Overview: The Art of The Batman was released recently, and it is filled with inside knowledge and information for every aspect of the film. From character development to how the costumes were made and the breakdown of key scenes, no stone is left unturned. Everything you could possibly want to know about The Batman is in this book written by James Field.
Summary: The Art of The Batman opens with a foreword from director Matt Reeves in which he notes that as a child he was a big fan of the Adam West Batman show and how Batman, as a character, has an incredible drive to make meaning of his life. That is a way in which Reeves relates to Batman because he tries to find the meaning in the films he makes.
Reeves wanted to tell a story that would have an early Batman (without showing an origin) and would also shake Batman to his core. The story was meant to show Batman that the people in charge of the city aren’t at all what they seem.
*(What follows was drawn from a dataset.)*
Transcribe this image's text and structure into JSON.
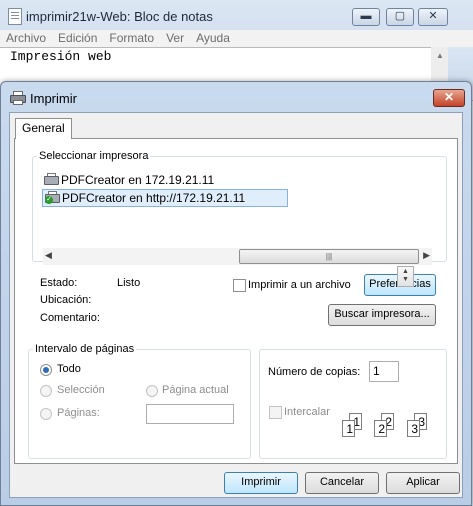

Also, the story was always meant to show how Batman truly is a great detective. The other films showed bits and pieces of “The World’s Greatest Detective,” but The Batman was intended to truly showcase his sleuthing skills.
The book is full of information. Greg Fraser, director of photography, said “nothing happens in this film by accident. Everything has a story.” That would make sense when talking about the Batmobile, Batman’s weapons, Selina Kyle, and Riddler’s apartments, but I felt that was never more evident in how they decorated Carmine Falcone’s office. James Chinlund, the production designer, even went on a deep dive of Falcone’s pool table and his pool cues. They went with a teal felt on the table because of the way the scene was lit.
Most of the information in the book is about Batman’s costume and weapons. The suit is described as a prototype Batsuit. It is pieced together by Bruce and leaves plenty of room for evolution in the future. As we saw in the movie, the Bat logo on his chest was always meant as a weapon that he could use. I found the concept art of the weapons to be interesting. The art showcased how Batman’s grapple gun was attached to the inside of the glove on his forearm, a design which was inspired by the movie Taxi Driver, where Batman could just flick it out quickly and fire a grappling hook.
A bit of controversy from the film was during the final battle when Batman injected himself with a green fluid that made him rage out and helped him defeat the Riddler’s men. Many people (myself included) said that it was an early version of Venom, but the book states that it was just plain old adrenaline that Batman injected himself. Maybe we could still see Venom in the future?
Much like the Batsuit, the Batmobile is something that is pieced together by Bruce. The car was meant to intimidate criminals. The fins on the back form a bat-like shape, which is a nice touch.
This book is not all suit design, weapons, and cars. The book is mostly about character backstory and how each actor developed their character. Batman was looking at vengeance ( as he made it well known). Riddler was bringing justice to Gotham as he took down the corrupt elite, who he saw as the real villains of Gotham. Selina was looking for retribution from the city that she feels owes her what she is worth. Carmine Falcone and Penguin were going after all the power that is left over in Gotham.
There are breakdowns of key scenes and include Matt Reeves and his team using VR to film the Batmobile chase and even the diner scene when they catch Riddler.
Like the movie, the book ends with Robert Pattinson talking about how Batman has become a beacon of hope. Not only has Batman inspired the city, but the city has inspired Batman after they rally together.
Analysis: I only summarized the tip of the iceberg of all the information and beautiful pictures and sketches of the concept art for the suits, the vehicles, and the city found in The Art of The Batman. The breakdowns of the scenes were really cool to read about, as well as the insight into why the scene was happening and how it was pieced together.
I was also happy to see how Batman ‘66 got a lot of love and served as some inspiration for the film. Not only was Matt Reeves a big fan but so was Jeffery Wright (who played Jim Gordon). We’ve come a long way since 1989 when they were scared to death to mention anything about Batman ‘66.
For anyone that is a fan of Batman, The Batman, or filmmaking in general, this is the perfect book to get. I knew that directors and production teams gave a lot of thought to everything in a movie but not to this degree. It reiterates the fact that Reeves and his team are the perfect people to be in charge of the Batman film franchise.
Editor’s Note: TBU was not provided a copy of this title for review purposes. We reviewed this title for our own prerogative. You can purchase your own copy of the title by heading over to Amazon.